What might have been a superior consummation for Osama Bin Laden, the bullet that slaughtered him right away, or an existence of embarrassment in an American jail ? On the other hand, there is an argument that death penalty is necessary for the families of victims to move on properly. The families of the victims feel it is hard to live a normal life when they know that the murderer who killed their family’s member is still alive. Regardless of the possibility that the criminal is set in the most secure office conceivable, fear still around the family 's victims. While this dread might be silly, that doesn 't make it any less
Jonas knew that his community needed the memories to feel feelings; as a result, Jonas and the Giver made a plan for Jonas to escape to Elsewhere so the memories would return. He committed several transgressions during his revised escape plan: he stole food, he left his dwelling at night, and he stole his father’s bicycle so Gabe could be in the child seat. After receiving some of the memories, Jonas quickly knew things had to change, despite knowing he could never come back once he left. No one knows what would happen if Jonas was caught, though Jonas thought he would most likely be killed; in fact, the Giver even stated he didn’t have a memory for an escape like this. Jonas took a big risk in escaping like this, especially since he left two weeks before he meant to leave because of Gabe’s release.
After that David helps his dad again by accepting that uncle Frank had to go to jail (in their house). When Wesley put Frank in jail he was very pale and couldn’t believe what he had to do. After that he tells David that he had to put him in jail since he had run afoul of the law, and waits for David to approve on what he had done. Therefore, Wesley had David lie that he wasn’t there, to Julian since Wesley knew that he was going

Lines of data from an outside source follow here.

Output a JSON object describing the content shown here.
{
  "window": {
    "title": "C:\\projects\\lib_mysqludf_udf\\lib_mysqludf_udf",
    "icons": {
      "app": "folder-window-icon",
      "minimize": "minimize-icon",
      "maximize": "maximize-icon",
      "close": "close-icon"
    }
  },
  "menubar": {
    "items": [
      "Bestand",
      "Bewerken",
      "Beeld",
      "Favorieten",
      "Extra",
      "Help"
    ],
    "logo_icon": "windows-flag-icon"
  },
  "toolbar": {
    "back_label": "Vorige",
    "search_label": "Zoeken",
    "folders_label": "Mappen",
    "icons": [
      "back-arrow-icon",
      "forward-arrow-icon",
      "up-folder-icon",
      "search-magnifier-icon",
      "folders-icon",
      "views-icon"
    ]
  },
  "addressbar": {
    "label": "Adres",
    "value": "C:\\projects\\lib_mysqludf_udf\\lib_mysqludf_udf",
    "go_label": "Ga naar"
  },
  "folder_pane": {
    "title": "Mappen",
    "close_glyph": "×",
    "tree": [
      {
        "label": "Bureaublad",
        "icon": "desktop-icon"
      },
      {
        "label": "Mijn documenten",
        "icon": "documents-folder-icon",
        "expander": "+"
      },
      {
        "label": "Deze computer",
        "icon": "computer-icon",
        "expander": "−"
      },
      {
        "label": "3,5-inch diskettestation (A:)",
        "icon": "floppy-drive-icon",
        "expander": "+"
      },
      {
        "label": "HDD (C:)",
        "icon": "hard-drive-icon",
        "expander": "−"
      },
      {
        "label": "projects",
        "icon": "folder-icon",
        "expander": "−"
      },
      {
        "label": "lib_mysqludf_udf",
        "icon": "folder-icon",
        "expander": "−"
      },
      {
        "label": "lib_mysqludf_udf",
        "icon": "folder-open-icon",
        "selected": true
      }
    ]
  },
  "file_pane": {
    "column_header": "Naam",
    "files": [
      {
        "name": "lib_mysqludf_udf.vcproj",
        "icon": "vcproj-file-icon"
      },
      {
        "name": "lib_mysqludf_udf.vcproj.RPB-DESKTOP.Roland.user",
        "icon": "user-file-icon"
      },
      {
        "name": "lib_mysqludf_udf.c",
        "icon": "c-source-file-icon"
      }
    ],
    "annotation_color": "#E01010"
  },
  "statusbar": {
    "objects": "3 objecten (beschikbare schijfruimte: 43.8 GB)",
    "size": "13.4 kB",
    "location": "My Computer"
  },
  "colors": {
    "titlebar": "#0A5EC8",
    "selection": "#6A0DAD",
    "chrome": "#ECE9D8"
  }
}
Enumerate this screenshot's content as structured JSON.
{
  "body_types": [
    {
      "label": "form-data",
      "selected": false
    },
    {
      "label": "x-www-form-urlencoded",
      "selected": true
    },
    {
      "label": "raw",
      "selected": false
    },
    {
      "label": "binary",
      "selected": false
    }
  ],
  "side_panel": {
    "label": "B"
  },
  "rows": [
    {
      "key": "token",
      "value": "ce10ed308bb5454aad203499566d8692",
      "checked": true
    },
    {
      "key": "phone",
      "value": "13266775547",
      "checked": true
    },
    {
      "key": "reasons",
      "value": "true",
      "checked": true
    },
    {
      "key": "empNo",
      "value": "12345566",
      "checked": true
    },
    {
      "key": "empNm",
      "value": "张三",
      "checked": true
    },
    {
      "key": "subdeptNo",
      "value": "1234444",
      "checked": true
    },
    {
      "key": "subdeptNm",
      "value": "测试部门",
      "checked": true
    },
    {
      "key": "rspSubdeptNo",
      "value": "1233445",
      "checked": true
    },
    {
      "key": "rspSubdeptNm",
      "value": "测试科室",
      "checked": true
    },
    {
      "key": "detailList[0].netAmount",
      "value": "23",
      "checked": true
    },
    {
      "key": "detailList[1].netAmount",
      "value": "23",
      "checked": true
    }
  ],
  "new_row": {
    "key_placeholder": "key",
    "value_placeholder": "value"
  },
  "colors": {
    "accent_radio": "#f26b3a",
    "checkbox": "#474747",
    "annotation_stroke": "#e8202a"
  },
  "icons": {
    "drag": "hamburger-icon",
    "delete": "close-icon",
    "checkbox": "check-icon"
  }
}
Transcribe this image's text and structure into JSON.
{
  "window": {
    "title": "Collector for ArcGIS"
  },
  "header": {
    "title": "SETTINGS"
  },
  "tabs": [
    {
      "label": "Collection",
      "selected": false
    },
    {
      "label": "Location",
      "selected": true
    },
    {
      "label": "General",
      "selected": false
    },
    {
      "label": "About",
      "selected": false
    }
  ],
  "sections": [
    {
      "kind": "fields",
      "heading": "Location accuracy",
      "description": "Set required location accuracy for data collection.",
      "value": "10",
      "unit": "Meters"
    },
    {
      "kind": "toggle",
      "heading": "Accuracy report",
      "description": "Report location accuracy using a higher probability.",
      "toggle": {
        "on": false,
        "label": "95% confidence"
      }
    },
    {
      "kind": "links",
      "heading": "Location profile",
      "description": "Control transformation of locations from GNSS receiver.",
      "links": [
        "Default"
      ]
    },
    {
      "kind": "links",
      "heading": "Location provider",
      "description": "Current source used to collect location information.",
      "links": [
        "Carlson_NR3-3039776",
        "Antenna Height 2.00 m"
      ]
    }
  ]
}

In Stephen King 's "Rita Hayworth and the Shawshank Redemption," a man known as Red tells the story of Andy Dufresne. The authorities arrested Andy for a crime he did not commit and subsequently, he ended up in the Shawshank penitentiary with Red. Red, an astute prisoner, described how prison life could take away all hope of surviving on the outside, but for some reason, it did not take Andy 's hope. With hopefulness being an outlandish trait for a prisoner, it was no wonder that Red was always pondering as to how Andy could stay hopeful for so many years. His seemingly endless pondering would cease when Andy broke out of jail in a hole he had dug through the wall.